The excessive and violent act achieves the coyote’s freedom. Capturing is unsuccessful, and the coyote escapes, but not without leaving a part of his body behind. Perhaps Borkhuis suggests that poetry speaks through such a violent act of abandonment.
like your tongue tracing the ridges and valleys
of your lover’s scars
The theme of violence continues. The image of “scars” comes as a surprise; signs of injury unexpectedly compose the erotic terrain of the body. And these traces of violence (marks analogous, perhaps, to writing) overflow their origins, become part of the erotic life-force.
that’s not what I meant
winced the sole survivor
of the burning 747
write what I say

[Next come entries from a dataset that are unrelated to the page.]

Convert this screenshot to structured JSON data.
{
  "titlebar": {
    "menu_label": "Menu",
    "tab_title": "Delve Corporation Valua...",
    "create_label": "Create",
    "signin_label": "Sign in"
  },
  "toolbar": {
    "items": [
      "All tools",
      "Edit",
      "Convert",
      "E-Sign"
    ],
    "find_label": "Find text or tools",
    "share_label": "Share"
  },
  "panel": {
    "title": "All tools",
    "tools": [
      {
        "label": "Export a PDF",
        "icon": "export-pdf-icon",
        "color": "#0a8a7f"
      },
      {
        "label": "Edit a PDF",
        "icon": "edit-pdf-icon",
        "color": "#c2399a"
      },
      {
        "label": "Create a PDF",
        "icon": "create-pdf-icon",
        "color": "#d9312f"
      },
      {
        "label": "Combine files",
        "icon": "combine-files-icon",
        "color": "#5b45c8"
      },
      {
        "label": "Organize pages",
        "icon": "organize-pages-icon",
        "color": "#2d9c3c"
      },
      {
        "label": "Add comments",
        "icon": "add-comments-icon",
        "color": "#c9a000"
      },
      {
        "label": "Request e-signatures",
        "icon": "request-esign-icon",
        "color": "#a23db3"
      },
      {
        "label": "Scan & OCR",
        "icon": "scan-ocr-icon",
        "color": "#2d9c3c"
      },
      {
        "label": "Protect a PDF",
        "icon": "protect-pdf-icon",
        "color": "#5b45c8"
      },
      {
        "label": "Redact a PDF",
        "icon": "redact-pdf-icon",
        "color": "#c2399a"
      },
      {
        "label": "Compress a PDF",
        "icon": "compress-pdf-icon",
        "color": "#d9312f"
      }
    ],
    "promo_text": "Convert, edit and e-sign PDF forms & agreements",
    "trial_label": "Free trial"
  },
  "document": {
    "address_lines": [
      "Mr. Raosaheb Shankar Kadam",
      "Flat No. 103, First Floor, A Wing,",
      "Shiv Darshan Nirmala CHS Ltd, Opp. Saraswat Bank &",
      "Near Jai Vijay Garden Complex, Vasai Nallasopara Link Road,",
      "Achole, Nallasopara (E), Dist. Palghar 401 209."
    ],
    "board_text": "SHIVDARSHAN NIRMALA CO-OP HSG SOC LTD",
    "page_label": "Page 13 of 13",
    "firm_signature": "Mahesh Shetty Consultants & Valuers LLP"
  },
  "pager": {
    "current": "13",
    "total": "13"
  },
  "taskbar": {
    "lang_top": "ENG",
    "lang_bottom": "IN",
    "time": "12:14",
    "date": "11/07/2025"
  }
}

The last four lines offer a context for the title, but even given the added situatedness of the words, they still convey irony: the survivor can speak, not the dead. Yet the survivor cannot make himself be understood, and he futility instructs his interviewer to write what he says, as though doing so will pin down his meaning. The scope of the disaster is in excess of his words’ ability to convey the experience. The words have abandoned him at a critical point and allowed intention, context, meaning, to shift. He has escaped death, and poignantly tries to hold on to his words, to fix their meaning for eternity. But they have from the outset abandoned him.